■ Work order
Go through the entries below, tally each line that has the word "ByLayer", and give only the total.

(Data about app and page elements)
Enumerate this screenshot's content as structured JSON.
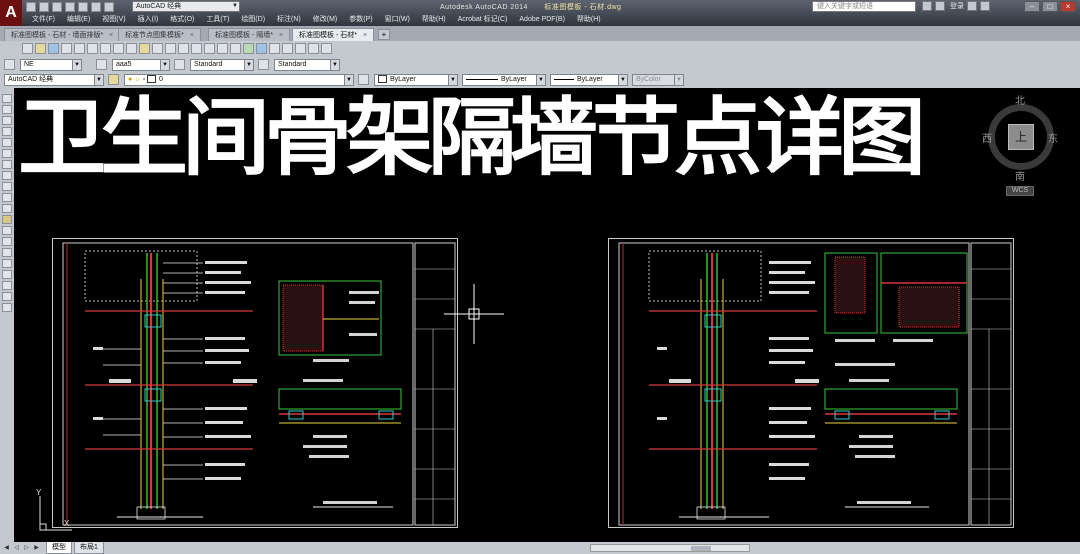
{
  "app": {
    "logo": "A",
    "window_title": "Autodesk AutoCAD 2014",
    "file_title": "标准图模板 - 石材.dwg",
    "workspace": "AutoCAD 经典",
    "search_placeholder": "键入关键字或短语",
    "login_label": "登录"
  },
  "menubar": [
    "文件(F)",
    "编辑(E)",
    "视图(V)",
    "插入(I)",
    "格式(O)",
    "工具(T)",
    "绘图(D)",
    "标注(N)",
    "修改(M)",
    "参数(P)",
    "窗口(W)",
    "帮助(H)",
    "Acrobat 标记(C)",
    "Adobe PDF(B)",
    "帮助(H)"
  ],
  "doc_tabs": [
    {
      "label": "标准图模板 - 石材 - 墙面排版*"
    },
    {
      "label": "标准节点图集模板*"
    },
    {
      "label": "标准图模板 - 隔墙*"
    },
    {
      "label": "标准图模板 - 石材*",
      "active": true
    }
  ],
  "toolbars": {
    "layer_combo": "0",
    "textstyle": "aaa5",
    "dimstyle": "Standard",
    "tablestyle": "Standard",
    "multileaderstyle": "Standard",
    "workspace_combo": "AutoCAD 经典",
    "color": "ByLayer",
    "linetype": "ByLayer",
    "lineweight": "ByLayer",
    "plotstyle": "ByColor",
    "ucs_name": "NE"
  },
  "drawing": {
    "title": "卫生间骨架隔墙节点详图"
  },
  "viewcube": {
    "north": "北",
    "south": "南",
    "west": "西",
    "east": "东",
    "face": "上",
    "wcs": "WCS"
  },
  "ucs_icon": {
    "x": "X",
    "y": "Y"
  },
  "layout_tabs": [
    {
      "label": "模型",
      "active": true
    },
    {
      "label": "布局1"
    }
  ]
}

■ Response to the exercise
3